The epidermal growth factor receptor (EGFR) is frequently expressed in triple-negative breast cancer (TNBC) and is a marker of poor prognosis in this patient population. Because activating mutations in this kinase are very rare events in breast cancer, we screened breast tumor gene expression profiles to examine the distribution of EGFR ligand expression. Of the six known EGFR ligands, transforming growth factor alpha (TGFα) was expressed more highly in triple-negative breast tumors than in tumors of other subtypes. TGFα is synthesized as a transmembrane precursor requiring tumor necrosis factor alpha converting enzyme (TACE)/ADAM17-dependent proteolytic release to activate its receptor. In our study, we show that an inhibitor of this proteolytic release blocks invasion, migration and colony formation by several TNBC cell lines. Each of the effects of the drug was reversed upon expression of a soluble TGFα mutant that does not require TACE activity, implicating this growth factor as a key metalloproteinase substrate for these phenotypes. Together, these data demonstrate that TACE-dependent TGFα shedding is a key process driving EGFR activation and subsequent proliferation and invasion in TNBC cell lines.
- epidermal growth factor receptor

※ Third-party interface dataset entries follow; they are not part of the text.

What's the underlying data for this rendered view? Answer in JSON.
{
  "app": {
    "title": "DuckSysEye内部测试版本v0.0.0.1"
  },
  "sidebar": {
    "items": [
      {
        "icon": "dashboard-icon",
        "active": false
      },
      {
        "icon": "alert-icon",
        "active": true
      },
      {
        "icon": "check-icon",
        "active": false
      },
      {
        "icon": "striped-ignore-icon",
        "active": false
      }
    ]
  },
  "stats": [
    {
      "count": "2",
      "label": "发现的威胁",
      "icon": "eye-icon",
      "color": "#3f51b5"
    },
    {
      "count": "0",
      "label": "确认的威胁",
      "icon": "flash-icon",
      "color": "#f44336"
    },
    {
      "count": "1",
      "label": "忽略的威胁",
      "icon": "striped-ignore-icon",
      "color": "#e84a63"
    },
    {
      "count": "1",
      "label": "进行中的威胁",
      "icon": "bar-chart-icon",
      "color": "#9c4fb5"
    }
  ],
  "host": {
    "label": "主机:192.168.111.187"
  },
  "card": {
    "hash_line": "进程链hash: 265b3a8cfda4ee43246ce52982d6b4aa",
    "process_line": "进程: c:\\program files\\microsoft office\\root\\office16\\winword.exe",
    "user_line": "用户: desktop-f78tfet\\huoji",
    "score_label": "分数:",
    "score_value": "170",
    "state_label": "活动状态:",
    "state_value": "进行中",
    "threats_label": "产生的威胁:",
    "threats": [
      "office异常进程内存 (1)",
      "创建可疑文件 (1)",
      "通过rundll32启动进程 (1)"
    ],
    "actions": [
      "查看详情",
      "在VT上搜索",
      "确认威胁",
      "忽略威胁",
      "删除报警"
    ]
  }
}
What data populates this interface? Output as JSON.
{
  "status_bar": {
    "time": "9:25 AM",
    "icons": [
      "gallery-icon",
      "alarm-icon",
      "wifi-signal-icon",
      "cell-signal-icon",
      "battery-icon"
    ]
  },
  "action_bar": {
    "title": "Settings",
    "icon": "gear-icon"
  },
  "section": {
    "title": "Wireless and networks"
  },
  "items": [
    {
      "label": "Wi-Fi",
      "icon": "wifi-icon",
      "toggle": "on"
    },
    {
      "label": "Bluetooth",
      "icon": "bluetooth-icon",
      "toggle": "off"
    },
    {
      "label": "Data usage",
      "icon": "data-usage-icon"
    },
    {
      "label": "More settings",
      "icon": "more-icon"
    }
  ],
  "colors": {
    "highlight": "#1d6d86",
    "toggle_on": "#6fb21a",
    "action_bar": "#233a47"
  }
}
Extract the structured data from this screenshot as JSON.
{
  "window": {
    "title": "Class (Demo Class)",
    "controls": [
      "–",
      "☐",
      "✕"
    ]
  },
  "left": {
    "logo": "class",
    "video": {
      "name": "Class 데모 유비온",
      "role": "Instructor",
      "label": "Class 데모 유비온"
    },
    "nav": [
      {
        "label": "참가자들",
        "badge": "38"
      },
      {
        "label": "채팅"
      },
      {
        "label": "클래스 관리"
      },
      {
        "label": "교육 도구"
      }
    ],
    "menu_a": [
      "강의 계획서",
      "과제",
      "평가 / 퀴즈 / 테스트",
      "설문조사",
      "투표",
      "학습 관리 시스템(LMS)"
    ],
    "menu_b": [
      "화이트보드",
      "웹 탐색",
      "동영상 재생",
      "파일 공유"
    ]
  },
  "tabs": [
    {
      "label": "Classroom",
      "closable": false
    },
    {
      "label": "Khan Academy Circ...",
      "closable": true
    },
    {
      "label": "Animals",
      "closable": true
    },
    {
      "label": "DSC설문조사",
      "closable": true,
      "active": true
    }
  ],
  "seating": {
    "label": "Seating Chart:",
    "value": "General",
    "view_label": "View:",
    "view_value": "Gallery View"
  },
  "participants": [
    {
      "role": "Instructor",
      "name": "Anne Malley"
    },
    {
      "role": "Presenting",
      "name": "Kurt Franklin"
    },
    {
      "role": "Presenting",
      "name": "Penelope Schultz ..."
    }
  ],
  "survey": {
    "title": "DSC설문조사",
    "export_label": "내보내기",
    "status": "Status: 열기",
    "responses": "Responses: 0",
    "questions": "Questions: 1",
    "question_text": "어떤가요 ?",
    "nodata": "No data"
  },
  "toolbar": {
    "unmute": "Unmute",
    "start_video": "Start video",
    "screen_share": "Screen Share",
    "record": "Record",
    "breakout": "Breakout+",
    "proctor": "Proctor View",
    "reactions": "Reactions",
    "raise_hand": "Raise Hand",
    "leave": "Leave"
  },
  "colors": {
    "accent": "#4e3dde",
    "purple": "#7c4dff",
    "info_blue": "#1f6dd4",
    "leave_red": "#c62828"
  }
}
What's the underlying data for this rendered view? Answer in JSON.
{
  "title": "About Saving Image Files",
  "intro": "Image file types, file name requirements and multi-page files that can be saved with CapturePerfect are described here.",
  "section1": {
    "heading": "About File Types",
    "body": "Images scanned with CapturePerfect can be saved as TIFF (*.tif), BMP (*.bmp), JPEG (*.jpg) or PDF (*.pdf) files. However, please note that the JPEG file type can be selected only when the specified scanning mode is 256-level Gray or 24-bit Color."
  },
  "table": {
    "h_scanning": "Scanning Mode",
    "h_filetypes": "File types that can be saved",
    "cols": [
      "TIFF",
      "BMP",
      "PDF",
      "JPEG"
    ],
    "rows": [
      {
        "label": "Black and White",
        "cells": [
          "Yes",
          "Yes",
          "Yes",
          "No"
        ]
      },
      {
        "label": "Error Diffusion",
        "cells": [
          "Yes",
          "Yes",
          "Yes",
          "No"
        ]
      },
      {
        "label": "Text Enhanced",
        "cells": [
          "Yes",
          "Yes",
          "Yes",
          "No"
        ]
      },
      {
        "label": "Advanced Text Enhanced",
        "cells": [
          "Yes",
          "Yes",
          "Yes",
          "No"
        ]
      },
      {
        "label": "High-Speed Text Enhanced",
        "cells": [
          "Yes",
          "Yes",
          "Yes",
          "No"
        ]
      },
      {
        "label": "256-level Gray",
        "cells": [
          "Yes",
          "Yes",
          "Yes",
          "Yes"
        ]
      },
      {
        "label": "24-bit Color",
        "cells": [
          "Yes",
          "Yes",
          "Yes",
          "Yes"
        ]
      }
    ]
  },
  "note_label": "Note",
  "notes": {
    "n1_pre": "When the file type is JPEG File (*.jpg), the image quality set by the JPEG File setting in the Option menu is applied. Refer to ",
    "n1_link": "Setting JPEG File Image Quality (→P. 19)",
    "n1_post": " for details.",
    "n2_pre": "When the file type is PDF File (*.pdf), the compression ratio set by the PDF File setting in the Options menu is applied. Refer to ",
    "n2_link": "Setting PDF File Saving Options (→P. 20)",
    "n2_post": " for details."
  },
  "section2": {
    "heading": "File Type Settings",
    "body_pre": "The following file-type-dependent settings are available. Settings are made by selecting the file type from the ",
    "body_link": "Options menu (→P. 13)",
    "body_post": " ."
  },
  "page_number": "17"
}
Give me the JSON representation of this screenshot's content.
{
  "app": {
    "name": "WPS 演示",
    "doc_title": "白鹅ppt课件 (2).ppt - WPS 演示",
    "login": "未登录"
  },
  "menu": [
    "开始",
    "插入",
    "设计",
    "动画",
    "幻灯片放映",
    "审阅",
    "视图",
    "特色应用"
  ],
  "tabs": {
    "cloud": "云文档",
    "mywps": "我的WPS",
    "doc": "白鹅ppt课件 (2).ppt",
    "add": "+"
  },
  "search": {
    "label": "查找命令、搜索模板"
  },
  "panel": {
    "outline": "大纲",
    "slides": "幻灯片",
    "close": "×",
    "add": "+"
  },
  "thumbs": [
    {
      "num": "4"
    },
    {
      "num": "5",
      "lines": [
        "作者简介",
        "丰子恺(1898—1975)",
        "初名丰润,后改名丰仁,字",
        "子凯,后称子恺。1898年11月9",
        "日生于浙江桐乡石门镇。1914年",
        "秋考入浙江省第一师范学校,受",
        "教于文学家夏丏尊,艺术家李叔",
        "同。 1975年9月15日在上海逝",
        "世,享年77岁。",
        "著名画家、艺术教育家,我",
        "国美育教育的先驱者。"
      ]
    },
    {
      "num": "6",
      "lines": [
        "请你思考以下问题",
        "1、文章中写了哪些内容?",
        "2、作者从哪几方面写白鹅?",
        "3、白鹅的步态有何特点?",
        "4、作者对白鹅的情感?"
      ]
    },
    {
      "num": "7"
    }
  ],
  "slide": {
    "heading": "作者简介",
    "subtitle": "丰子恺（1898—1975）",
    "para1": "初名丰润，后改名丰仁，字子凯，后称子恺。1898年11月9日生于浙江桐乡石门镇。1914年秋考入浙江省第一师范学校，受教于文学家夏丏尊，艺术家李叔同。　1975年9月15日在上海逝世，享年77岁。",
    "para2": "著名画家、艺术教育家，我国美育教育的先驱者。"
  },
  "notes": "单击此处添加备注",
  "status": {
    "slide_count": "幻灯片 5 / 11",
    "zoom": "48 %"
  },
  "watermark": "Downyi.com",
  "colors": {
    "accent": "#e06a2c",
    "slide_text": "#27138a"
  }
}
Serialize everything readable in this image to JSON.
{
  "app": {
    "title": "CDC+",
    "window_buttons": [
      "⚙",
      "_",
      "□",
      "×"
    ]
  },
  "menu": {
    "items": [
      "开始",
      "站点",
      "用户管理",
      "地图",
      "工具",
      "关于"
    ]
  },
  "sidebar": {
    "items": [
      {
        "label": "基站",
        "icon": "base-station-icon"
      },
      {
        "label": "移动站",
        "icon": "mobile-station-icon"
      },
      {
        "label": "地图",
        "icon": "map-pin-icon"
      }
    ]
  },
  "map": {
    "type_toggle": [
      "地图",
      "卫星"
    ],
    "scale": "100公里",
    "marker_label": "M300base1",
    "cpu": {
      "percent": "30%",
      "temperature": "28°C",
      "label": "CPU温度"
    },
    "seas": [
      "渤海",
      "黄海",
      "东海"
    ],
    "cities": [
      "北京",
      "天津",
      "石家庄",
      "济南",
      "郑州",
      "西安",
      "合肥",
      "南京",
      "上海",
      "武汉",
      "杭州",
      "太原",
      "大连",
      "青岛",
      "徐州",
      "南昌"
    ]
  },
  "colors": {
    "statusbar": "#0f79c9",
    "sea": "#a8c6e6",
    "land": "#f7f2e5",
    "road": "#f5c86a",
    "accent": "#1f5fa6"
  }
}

- transforming growth factor alpha
- triple-negative breast cancer
ASJC Scopus subject areas
- Cancer Research